* [DATA FOR THIS EXERCISE]

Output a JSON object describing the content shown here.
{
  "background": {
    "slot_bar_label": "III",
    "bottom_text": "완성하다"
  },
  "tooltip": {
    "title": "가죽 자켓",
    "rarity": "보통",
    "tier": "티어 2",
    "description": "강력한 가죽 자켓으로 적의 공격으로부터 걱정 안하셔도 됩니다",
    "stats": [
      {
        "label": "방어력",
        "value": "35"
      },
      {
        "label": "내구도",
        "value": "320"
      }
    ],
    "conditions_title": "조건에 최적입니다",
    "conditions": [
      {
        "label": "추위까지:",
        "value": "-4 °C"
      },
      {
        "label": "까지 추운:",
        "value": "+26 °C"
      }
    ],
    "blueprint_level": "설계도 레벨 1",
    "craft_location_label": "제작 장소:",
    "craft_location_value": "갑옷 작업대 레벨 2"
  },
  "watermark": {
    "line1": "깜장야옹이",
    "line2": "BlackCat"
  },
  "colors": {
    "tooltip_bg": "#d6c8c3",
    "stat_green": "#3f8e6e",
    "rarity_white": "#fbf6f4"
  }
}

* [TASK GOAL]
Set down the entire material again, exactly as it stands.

* [YOUR RESPONSE]
Output a JSON object describing the content shown here.
{
  "background": {
    "slot_bar_label": "III",
    "bottom_text": "완성하다"
  },
  "tooltip": {
    "title": "가죽 자켓",
    "rarity": "보통",
    "tier": "티어 2",
    "description": "강력한 가죽 자켓으로 적의 공격으로부터 걱정 안하셔도 됩니다",
    "stats": [
      {
        "label": "방어력",
        "value": "35"
      },
      {
        "label": "내구도",
        "value": "320"
      }
    ],
    "conditions_title": "조건에 최적입니다",
    "conditions": [
      {
        "label": "추위까지:",
        "value": "-4 °C"
      },
      {
        "label": "까지 추운:",
        "value": "+26 °C"
      }
    ],
    "blueprint_level": "설계도 레벨 1",
    "craft_location_label": "제작 장소:",
    "craft_location_value": "갑옷 작업대 레벨 2"
  },
  "watermark": {
    "line1": "깜장야옹이",
    "line2": "BlackCat"
  },
  "colors": {
    "tooltip_bg": "#d6c8c3",
    "stat_green": "#3f8e6e",
    "rarity_white": "#fbf6f4"
  }
}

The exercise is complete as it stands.